[Entries taken from a collection]
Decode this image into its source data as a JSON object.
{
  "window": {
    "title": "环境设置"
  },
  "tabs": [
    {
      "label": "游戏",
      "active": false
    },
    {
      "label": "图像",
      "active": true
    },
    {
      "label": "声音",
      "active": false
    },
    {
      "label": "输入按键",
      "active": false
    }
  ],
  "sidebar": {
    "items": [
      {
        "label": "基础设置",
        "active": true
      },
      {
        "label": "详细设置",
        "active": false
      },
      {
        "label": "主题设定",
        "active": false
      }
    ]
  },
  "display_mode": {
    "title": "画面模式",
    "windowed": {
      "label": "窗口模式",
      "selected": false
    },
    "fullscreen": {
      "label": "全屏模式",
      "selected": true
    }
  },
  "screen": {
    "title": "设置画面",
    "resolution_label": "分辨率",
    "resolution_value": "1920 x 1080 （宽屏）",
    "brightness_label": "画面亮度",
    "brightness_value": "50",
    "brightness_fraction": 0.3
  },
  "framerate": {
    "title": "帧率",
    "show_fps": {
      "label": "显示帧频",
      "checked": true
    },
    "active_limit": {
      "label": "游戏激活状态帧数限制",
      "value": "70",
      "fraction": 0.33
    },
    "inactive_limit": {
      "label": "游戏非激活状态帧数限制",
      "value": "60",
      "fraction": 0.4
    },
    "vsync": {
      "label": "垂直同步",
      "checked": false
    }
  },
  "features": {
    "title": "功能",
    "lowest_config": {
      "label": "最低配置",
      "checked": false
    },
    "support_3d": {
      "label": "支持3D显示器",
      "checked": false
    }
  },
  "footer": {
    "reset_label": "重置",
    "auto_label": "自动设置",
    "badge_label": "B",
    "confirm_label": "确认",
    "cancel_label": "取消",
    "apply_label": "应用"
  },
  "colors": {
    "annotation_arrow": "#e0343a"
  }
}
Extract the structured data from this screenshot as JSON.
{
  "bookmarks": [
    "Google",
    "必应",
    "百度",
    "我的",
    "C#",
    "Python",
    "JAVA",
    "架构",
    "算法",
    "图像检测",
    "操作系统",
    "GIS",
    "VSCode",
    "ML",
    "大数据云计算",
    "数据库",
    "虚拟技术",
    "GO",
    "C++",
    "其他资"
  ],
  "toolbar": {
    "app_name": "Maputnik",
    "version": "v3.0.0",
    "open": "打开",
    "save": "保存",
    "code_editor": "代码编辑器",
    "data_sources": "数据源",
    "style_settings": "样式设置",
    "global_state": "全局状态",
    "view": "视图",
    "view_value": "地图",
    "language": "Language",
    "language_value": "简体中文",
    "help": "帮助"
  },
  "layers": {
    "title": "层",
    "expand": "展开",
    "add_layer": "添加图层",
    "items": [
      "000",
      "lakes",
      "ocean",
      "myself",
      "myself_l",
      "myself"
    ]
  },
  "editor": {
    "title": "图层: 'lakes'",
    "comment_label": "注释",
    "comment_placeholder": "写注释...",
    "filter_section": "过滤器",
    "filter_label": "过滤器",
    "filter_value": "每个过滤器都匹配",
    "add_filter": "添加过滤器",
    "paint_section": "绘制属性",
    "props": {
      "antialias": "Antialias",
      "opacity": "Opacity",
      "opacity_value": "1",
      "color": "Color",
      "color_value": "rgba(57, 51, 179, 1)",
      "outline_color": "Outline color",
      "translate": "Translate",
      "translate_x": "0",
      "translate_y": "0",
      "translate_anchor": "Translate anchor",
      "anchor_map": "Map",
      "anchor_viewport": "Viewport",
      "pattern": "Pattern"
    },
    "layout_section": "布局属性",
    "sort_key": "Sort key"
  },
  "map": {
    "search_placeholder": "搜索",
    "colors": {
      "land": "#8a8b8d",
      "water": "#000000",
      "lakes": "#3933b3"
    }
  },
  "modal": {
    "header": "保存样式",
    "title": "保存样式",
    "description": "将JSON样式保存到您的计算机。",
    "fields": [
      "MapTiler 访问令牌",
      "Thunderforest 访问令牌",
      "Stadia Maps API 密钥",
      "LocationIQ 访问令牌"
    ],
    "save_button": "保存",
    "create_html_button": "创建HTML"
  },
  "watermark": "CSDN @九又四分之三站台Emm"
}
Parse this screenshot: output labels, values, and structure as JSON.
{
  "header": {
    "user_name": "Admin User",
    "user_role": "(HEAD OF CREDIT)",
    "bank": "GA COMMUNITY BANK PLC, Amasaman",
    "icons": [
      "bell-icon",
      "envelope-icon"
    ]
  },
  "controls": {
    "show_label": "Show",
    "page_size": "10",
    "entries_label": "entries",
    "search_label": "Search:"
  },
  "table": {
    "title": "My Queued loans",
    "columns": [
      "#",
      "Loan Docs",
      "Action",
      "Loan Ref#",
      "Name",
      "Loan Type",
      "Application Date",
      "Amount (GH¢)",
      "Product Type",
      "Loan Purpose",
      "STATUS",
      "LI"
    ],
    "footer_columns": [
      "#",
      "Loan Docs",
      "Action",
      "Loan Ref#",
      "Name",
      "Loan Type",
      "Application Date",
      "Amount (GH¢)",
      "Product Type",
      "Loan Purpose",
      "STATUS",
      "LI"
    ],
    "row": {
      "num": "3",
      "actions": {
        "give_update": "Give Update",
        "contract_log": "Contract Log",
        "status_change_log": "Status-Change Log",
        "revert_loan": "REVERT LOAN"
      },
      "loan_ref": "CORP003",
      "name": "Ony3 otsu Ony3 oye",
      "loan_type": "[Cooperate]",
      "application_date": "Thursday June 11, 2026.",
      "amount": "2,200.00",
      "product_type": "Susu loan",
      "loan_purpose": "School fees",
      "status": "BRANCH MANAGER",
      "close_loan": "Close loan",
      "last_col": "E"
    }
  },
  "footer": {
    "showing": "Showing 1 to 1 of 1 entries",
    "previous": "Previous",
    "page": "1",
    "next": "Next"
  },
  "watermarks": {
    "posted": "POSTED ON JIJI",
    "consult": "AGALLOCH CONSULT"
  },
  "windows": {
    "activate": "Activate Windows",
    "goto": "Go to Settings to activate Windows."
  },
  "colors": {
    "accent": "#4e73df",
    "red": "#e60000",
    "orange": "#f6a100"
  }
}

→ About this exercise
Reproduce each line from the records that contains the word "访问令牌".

→ Exercise result
      "MapTiler 访问令牌",
      "Thunderforest 访问令牌",
      "LocationIQ 访问令牌"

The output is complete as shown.